the X-Pro 1 has an optical and electronic viewfinder. While the electronic VF behaves similar to your DSLR viefinder by displaying the image through the lens at 100% framing it is only reproduced through the electronic screen. And to be honest, the X-Pro 1 electronic VF is a bit outdated now. In that respect the X-T1 is a blessing and worth looking at! (same image quality as X-Pro 1 but overall a better performance camera but no optical VF).
The optical viewfinder of the X-Pro 1 is great, but it behaves similar to a rangefinder viefinder and not like a DSLR. It is offset to the top left of the camera body and shows you approximate frames of the area that the attached lens focal length will capture. And the longer the lens and bigger the lenshood is, the more will be covered of the bottom right frame of the OVF.
So it may be worth for you to look at the X-T1. The electronic viewfinders have come a long way and can actually be helpful in getting the right exposure on the first try. After all it pretty much displays the final image the sensor is seeing directly onto your eye. Makes good exposure (manual compensation) quite easy :)
Good afternoon, a subject of my interest of photography is my family, rock climbing and traveling. Would you be so kind and give me an advice? Is there some lenses, which I should certainly own? For this time I´ve already have 18-55 (I mean kit lens) and 35mm/f 1,4. Thank you very much in advance and have a nice day. David GollReplyDelete
I think that you are pretty well set up with your current lenses. If someone would ask me what lenses he should get with your general intrests of photography, I would suggest those two lenses. It is a light and very good quality set. The 18-55 covers pretty much the most important focal length and the 35mm f1.4 is fast for low light and some portrait work.

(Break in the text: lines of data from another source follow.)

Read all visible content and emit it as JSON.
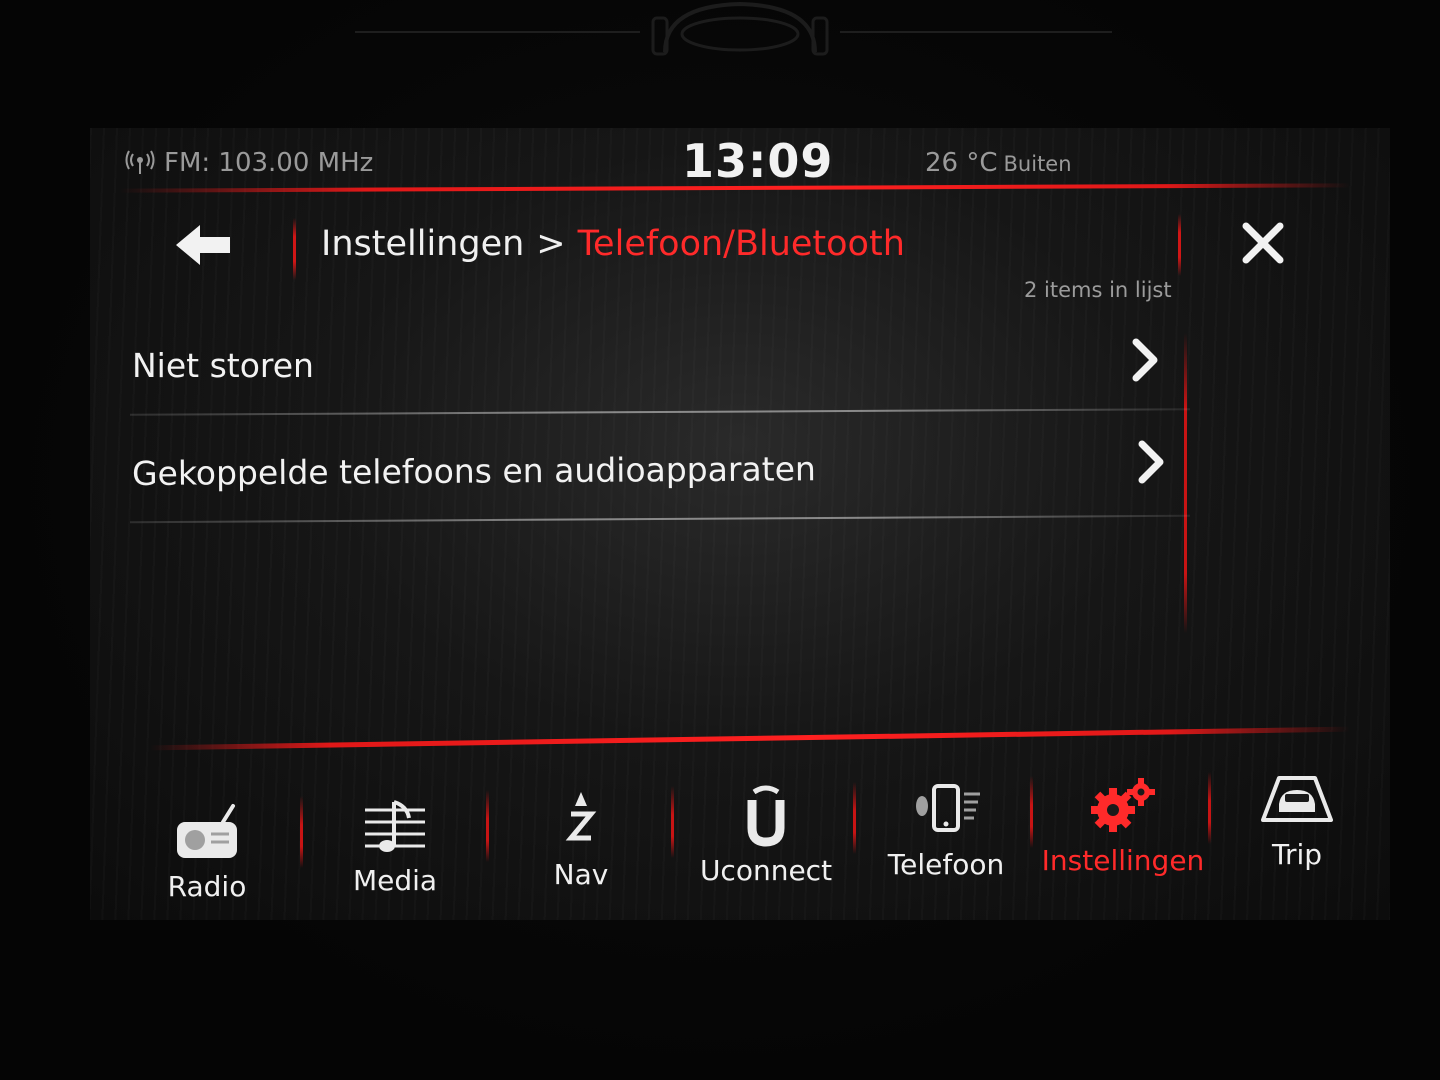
{
  "status": {
    "radio": "FM: 103.00 MHz",
    "clock": "13:09",
    "temperature": "26 °C",
    "temperature_label": "Buiten"
  },
  "header": {
    "breadcrumb_parent": "Instellingen",
    "breadcrumb_separator": ">",
    "breadcrumb_current": "Telefoon/Bluetooth",
    "items_count": "2 items in lijst"
  },
  "list": {
    "items": [
      {
        "label": "Niet storen"
      },
      {
        "label": "Gekoppelde telefoons en audioapparaten"
      }
    ]
  },
  "nav": {
    "items": [
      {
        "label": "Radio",
        "icon": "radio-icon"
      },
      {
        "label": "Media",
        "icon": "music-note-icon"
      },
      {
        "label": "Nav",
        "icon": "compass-icon"
      },
      {
        "label": "Uconnect",
        "icon": "uconnect-icon"
      },
      {
        "label": "Telefoon",
        "icon": "phone-bluetooth-icon"
      },
      {
        "label": "Instellingen",
        "icon": "gear-icon",
        "active": true
      },
      {
        "label": "Trip",
        "icon": "car-icon"
      }
    ]
  },
  "colors": {
    "accent_red": "#ff2a2a",
    "text_white": "#f0f0f0",
    "text_gray": "#9a9a9a"
  }
}
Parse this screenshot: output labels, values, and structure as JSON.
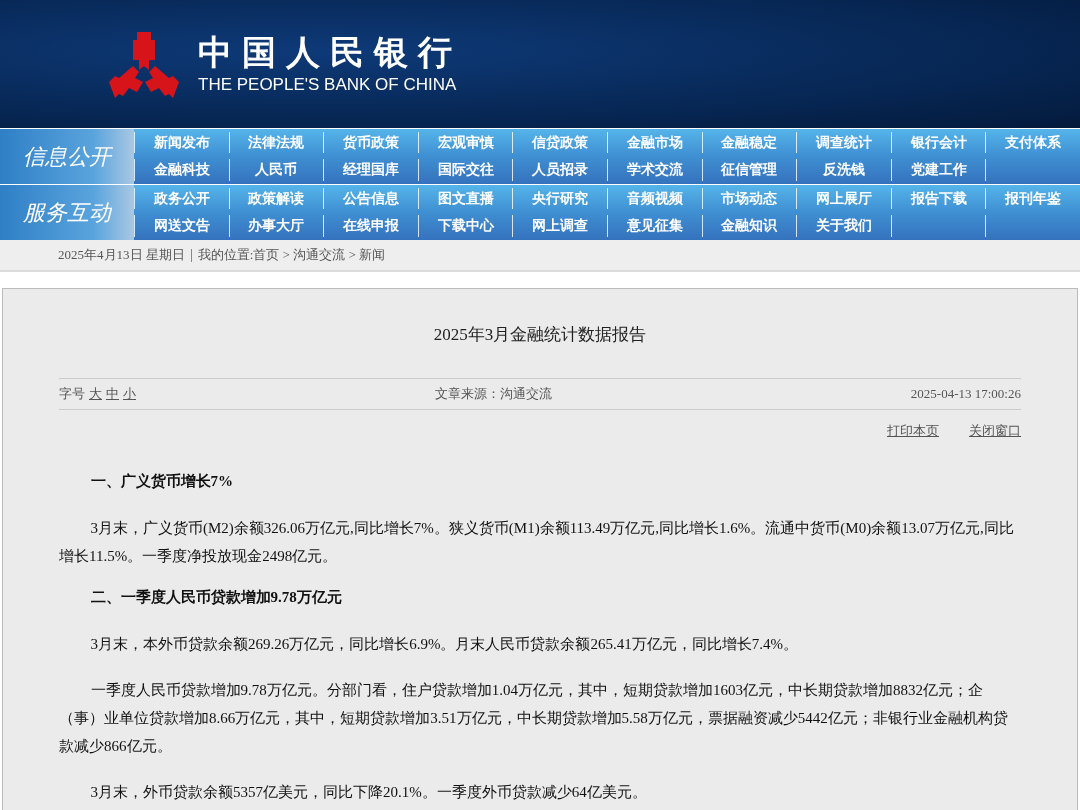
{
  "banner": {
    "title": "中国人民银行",
    "subtitle": "THE PEOPLE'S BANK OF CHINA"
  },
  "nav_sections": [
    {
      "label": "信息公开",
      "rows": [
        [
          "新闻发布",
          "法律法规",
          "货币政策",
          "宏观审慎",
          "信贷政策",
          "金融市场",
          "金融稳定",
          "调查统计",
          "银行会计",
          "支付体系"
        ],
        [
          "金融科技",
          "人民币",
          "经理国库",
          "国际交往",
          "人员招录",
          "学术交流",
          "征信管理",
          "反洗钱",
          "党建工作"
        ]
      ]
    },
    {
      "label": "服务互动",
      "rows": [
        [
          "政务公开",
          "政策解读",
          "公告信息",
          "图文直播",
          "央行研究",
          "音频视频",
          "市场动态",
          "网上展厅",
          "报告下载",
          "报刊年鉴"
        ],
        [
          "网送文告",
          "办事大厅",
          "在线申报",
          "下载中心",
          "网上调查",
          "意见征集",
          "金融知识",
          "关于我们"
        ]
      ]
    }
  ],
  "breadcrumb": {
    "date": "2025年4月13日 星期日",
    "location": "我的位置:首页 > 沟通交流 > 新闻"
  },
  "article": {
    "title": "2025年3月金融统计数据报告",
    "font_size_label": "字号",
    "font_sizes": [
      "大",
      "中",
      "小"
    ],
    "source": "文章来源：沟通交流",
    "timestamp": "2025-04-13 17:00:26",
    "actions": [
      "打印本页",
      "关闭窗口"
    ],
    "blocks": [
      {
        "kind": "heading",
        "text": "一、广义货币增长7%"
      },
      {
        "kind": "paragraph",
        "text": "3月末，广义货币(M2)余额326.06万亿元,同比增长7%。狭义货币(M1)余额113.49万亿元,同比增长1.6%。流通中货币(M0)余额13.07万亿元,同比增长11.5%。一季度净投放现金2498亿元。"
      },
      {
        "kind": "heading",
        "text": "二、一季度人民币贷款增加9.78万亿元"
      },
      {
        "kind": "paragraph",
        "text": "3月末，本外币贷款余额269.26万亿元，同比增长6.9%。月末人民币贷款余额265.41万亿元，同比增长7.4%。"
      },
      {
        "kind": "paragraph",
        "text": "一季度人民币贷款增加9.78万亿元。分部门看，住户贷款增加1.04万亿元，其中，短期贷款增加1603亿元，中长期贷款增加8832亿元；企（事）业单位贷款增加8.66万亿元，其中，短期贷款增加3.51万亿元，中长期贷款增加5.58万亿元，票据融资减少5442亿元；非银行业金融机构贷款减少866亿元。"
      },
      {
        "kind": "paragraph",
        "text": "3月末，外币贷款余额5357亿美元，同比下降20.1%。一季度外币贷款减少64亿美元。"
      }
    ]
  }
}
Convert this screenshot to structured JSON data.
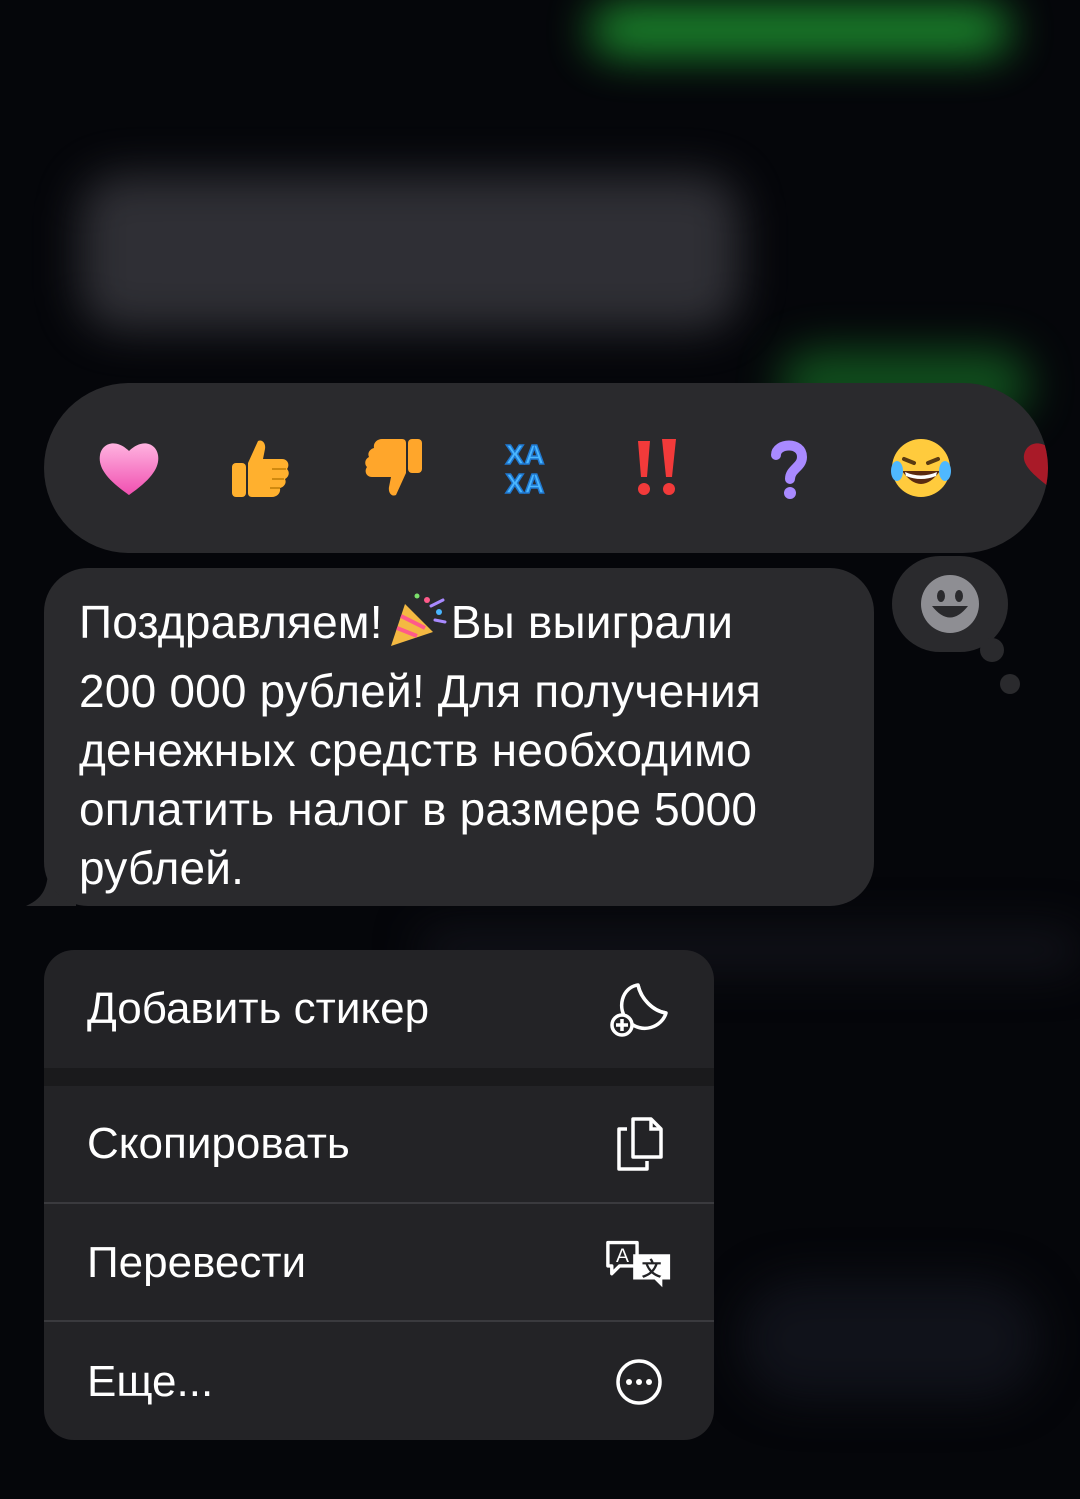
{
  "reactions": [
    {
      "name": "heart",
      "label": ""
    },
    {
      "name": "thumbs-up",
      "label": ""
    },
    {
      "name": "thumbs-down",
      "label": ""
    },
    {
      "name": "haha",
      "label": "ХА\nХА"
    },
    {
      "name": "double-exclamation",
      "label": "!!"
    },
    {
      "name": "question",
      "label": "?"
    },
    {
      "name": "laughing",
      "label": ""
    },
    {
      "name": "more-partial",
      "label": ""
    }
  ],
  "emoji_trigger": {
    "icon": "smiley-icon"
  },
  "message": {
    "line1_before": "Поздравляем!",
    "line1_after": "Вы выиграли",
    "rest": "200 000 рублей! Для получения\nденежных средств необходимо\nоплатить налог в размере 5000\nрублей.",
    "inline_emoji": "party-popper-icon"
  },
  "menu": {
    "items": [
      {
        "label": "Добавить стикер",
        "icon": "sticker-add-icon"
      },
      {
        "label": "Скопировать",
        "icon": "copy-icon"
      },
      {
        "label": "Перевести",
        "icon": "translate-icon"
      },
      {
        "label": "Еще...",
        "icon": "more-icon"
      }
    ]
  },
  "colors": {
    "background": "#05060a",
    "bubble": "#2a2a2d",
    "menu": "#232326",
    "text": "#ffffff",
    "blurred_green": "#1f9a32"
  }
}
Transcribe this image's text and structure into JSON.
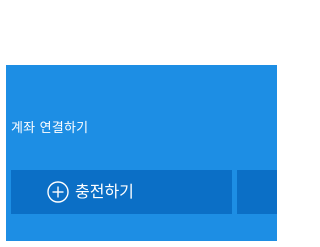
{
  "panel": {
    "account_link_label": "계좌 연결하기",
    "charge_button_label": "충전하기"
  },
  "colors": {
    "panel_background": "#1d8ee4",
    "button_background": "#0b6fc6",
    "text": "#ffffff"
  },
  "icons": {
    "charge_button_icon": "plus-circle-icon"
  }
}
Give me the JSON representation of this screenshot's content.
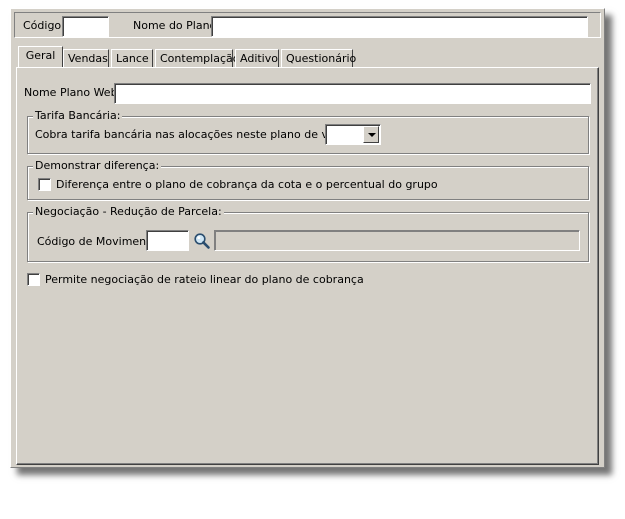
{
  "header": {
    "codigo_label": "Código:",
    "codigo_value": "",
    "nome_plano_label": "Nome do Plano:",
    "nome_plano_value": ""
  },
  "tabs": [
    {
      "label": "Geral",
      "active": true
    },
    {
      "label": "Vendas"
    },
    {
      "label": "Lance"
    },
    {
      "label": "Contemplação"
    },
    {
      "label": "Aditivo"
    },
    {
      "label": "Questionário"
    }
  ],
  "geral": {
    "nome_plano_web_label": "Nome Plano Web:",
    "nome_plano_web_value": "",
    "tarifa": {
      "legend": "Tarifa Bancária:",
      "label": "Cobra tarifa bancária nas alocações neste plano de venda:",
      "selected": ""
    },
    "demonstrar": {
      "legend": "Demonstrar diferença:",
      "checkbox_label": "Diferença entre o plano de cobrança da cota e o percentual do grupo",
      "checked": false
    },
    "negociacao": {
      "legend": "Negociação - Redução de Parcela:",
      "codigo_mov_label": "Código de Movimento:",
      "codigo_mov_value": "",
      "descricao_value": ""
    },
    "rateio_checkbox_label": "Permite negociação de rateio linear do plano de cobrança",
    "rateio_checked": false
  },
  "icons": {
    "search": "search-icon"
  }
}
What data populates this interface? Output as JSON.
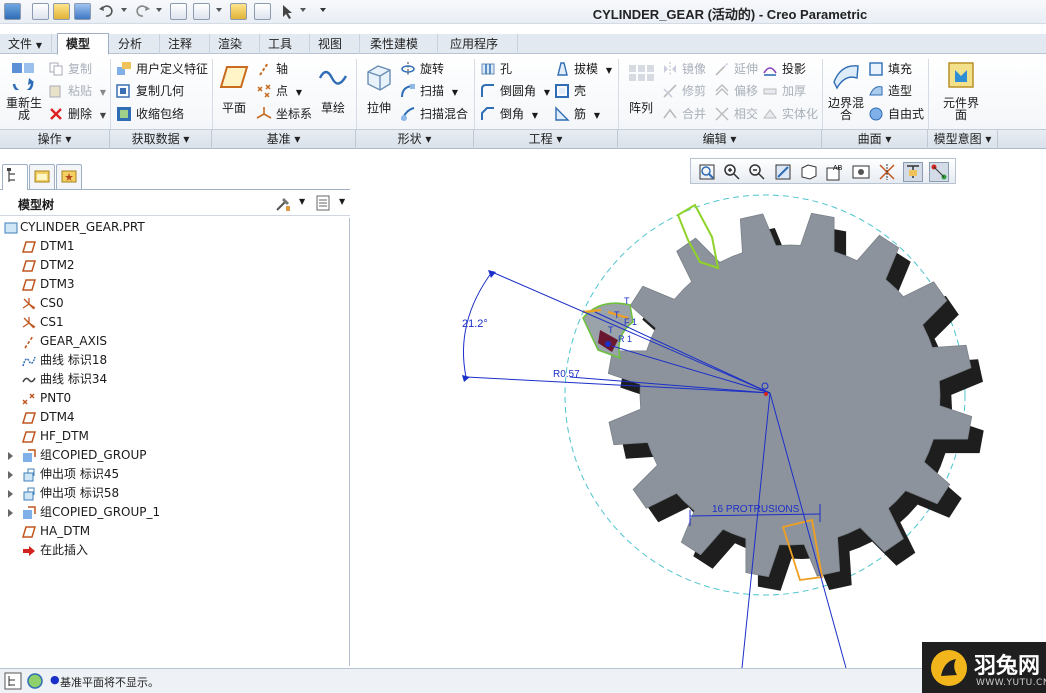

If you were to specialize in portrait photography, the XF 56mm f1.2 would be a perfect match. For macro the XF 60mm f2.4 has great image quality. And the XF 14mm f2.8 is a stunningly great wide angle lens for landscapes, architecture and even street photography.
Alternatively the new XF 10-24mm would go even wider, but you would have some overlaping focal length to your XF 18-55mm.
So basically I would stick with what you have and only add another lens if you feel that one of those areas that I described above would become very important for you.
Hi, ...thnx for the blog and great articles. They really inspired my to purchase a X-pro 1 last year...and try, try hard. Your shots are great and sometimes when my shots didn't render as great as I thought the blog kept me going. And, now with the xt1 my deep desire to once own a chunky dslr-ish camera came true! Keep on writing and shooting, after all it got me to buy a Xpro1, 18mm, 35mm, 8mm, 60mm macro, XT1 + 18-55 :)!ReplyDelete
Thank you for sharing your experience with the Fuji X cameras as I am already on the edge of buying the X-T1.ReplyDelete